◆ **EXERCISE BRIEF**: How many lines in the records below hold the word "name"? Answer with the number alone.

◆ **EXTRACTED ENTRIES**:

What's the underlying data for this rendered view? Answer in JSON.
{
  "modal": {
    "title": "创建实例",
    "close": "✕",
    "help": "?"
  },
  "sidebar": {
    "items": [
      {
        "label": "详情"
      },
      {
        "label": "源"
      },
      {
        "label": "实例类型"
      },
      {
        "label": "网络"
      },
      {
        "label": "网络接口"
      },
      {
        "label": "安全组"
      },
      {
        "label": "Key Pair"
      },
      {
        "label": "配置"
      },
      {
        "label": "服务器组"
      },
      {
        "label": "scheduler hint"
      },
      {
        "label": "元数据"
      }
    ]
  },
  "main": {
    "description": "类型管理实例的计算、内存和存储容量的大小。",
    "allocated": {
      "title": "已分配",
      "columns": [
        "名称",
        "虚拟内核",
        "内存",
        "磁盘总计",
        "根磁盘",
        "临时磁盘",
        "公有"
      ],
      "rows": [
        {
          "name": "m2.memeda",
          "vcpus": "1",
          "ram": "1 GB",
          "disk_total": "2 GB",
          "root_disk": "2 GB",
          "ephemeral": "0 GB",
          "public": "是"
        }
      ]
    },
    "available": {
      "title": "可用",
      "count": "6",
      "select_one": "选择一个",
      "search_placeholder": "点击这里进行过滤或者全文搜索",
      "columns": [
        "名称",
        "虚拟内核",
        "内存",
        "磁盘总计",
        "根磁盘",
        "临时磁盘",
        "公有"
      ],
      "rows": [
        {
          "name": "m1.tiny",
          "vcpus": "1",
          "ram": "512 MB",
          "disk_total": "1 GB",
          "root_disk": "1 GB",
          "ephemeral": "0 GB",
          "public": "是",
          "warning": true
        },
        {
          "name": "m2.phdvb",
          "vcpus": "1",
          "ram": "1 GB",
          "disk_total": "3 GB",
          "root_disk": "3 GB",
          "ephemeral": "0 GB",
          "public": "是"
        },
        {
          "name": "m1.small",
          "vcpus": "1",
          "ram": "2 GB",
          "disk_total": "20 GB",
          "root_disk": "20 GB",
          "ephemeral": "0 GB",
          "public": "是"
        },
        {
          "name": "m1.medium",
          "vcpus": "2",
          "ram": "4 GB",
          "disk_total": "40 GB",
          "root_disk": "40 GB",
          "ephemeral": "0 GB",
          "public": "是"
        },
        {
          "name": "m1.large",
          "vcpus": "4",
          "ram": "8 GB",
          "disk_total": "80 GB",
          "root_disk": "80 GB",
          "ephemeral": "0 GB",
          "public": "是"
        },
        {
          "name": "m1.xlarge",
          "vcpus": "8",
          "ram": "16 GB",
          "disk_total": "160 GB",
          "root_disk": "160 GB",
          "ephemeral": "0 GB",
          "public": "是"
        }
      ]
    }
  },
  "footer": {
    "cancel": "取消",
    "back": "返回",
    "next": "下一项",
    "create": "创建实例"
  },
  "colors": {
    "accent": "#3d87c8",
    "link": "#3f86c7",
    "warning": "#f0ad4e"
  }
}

◆ **OUTPUT BELOW**: 7